In 2006, the Food and Agriculture Organization (FAO) of the United Nations released a report entitled Livestock's Long Shadow. It looked at the direct impact of meat production and also at the impact of the feed crop agriculture required for meat production.
The report stated that meat production is the second or third largest contributor to environmental problems at every level and at every scale, from global to local. It is responsible for land degradation, air pollution, water shortage, water pollution, species extinction, loss of biodiversity and climate change. HenningSteinfeld, a senior author of the report, stated, "Livestock are one of the most significant contributors to today's most serious environmental problems. Urgent action is required to remedy the situation."

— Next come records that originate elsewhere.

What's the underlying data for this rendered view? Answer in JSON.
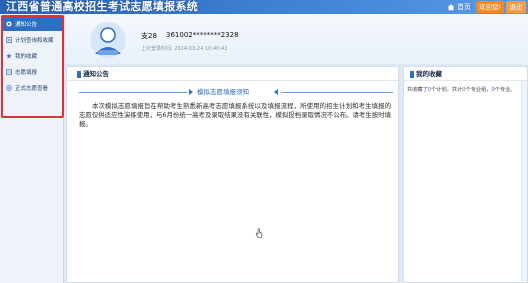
{
  "header": {
    "app_title": "江西省普通高校招生考试志愿填报系统",
    "home_label": "首页",
    "welcome_label": "欢迎您!",
    "exit_label": "退出"
  },
  "sidebar": {
    "items": [
      {
        "label": "通知公告",
        "icon": "bell-icon",
        "active": true
      },
      {
        "label": "计划查询和收藏",
        "icon": "search-doc-icon",
        "active": false
      },
      {
        "label": "我的收藏",
        "icon": "star-icon",
        "active": false
      },
      {
        "label": "志愿填报",
        "icon": "form-icon",
        "active": false
      },
      {
        "label": "正式志愿查看",
        "icon": "view-icon",
        "active": false
      }
    ]
  },
  "profile": {
    "name": "支28",
    "id_number": "361002********2328",
    "last_login": "上次登录时间: 2024-03-24 10:40:42"
  },
  "notice": {
    "section_title": "通知公告",
    "headline": "模拟志愿填报须知",
    "body": "本次模拟志愿填报旨在帮助考生熟悉新高考志愿填报系统以及填报流程，所使用的招生计划和考生填报的志愿仅供适应性演练使用，与6月份统一高考及录取结果没有关联性，模拟投档录取情况不公布。请考生按时填报。"
  },
  "favorites": {
    "section_title": "我的收藏",
    "summary_prefix": "共收藏了",
    "plan_count": "0",
    "summary_mid1": "个计划，共计",
    "major_count": "0",
    "summary_mid2": "个专业组，",
    "group_count": "0",
    "summary_suffix": "个专业。"
  },
  "colors": {
    "accent": "#2f6fc3",
    "highlight_frame": "#e23131",
    "welcome": "#f08a24"
  }
}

Al Gore, in his documentary An Inconvenient Truth, ignored this whole issue completely. He hasn't changed his position since, despite the UN coming out with this massive report. When is Gore going to get it?
The FAO report is considered the most definitive, comprehensive and reliable assessment we have. And it states that livestock production generates a staggering 65% of the nitrous oxide produced by human activities, and this greenhouse gas has an even more staggering 296 times the Global Warming Potential of carbon dioxide. The FAO concluded that overall, livestock production is responsible for 18% of greenhouse gas emissions, a bigger share than that of transport. What that means is meat production contributes more to global warming than all the trucks, cars and planes in the world combined.
The Live Earth concert handbook stated that "Refusing meat is the single most effective thing you can do to reduce your carbon footprint." Even Environmental Defence, a group which has justifiably been called Bush's favourite environmental group, calculates that if every meat eater in the US swapped just one meal of chicken per week for a vegetarian meal, the carbon saving would be equivalent to taking half a million cars off the road.
In 2006, a University of Chicago study found that a vegan diet is far more effective than driving a hybrid car in reducing carbon footprint. "Vegetarianism is the new Prius" is a phrase I heard recently. But it's actually more effective than driving a Prius. If you're going to drive a car a hybrid vehicle is the way to go, there's no doubt about it. But as the FAO report stated, all the SUVs, Hummers, trucks, ships and planes in the world contribute less to the problem than meat. The meat-eating Prius driver has a bigger carbon footprint than the vegan Hummer driver, not that there are probably too many of those!